_Task item_: Could you return all of the entries below exactly, minus the pictures?
····················
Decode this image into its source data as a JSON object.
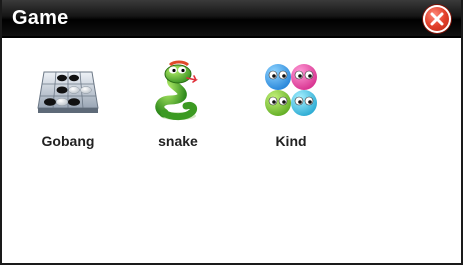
{
  "window": {
    "title": "Game"
  },
  "colors": {
    "titlebar": "#111111",
    "close_button": "#e2412c",
    "background": "#ffffff"
  },
  "apps": [
    {
      "label": "Gobang",
      "icon": "gobang-board-icon"
    },
    {
      "label": "snake",
      "icon": "snake-icon"
    },
    {
      "label": "Kind",
      "icon": "four-faces-icon"
    }
  ]
}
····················
_Solved exercise_:
Decode this image into its source data as a JSON object.
{
  "window": {
    "title": "Game"
  },
  "colors": {
    "titlebar": "#111111",
    "close_button": "#e2412c",
    "background": "#ffffff"
  },
  "apps": [
    {
      "label": "Gobang",
      "icon": "gobang-board-icon"
    },
    {
      "label": "snake",
      "icon": "snake-icon"
    },
    {
      "label": "Kind",
      "icon": "four-faces-icon"
    }
  ]
}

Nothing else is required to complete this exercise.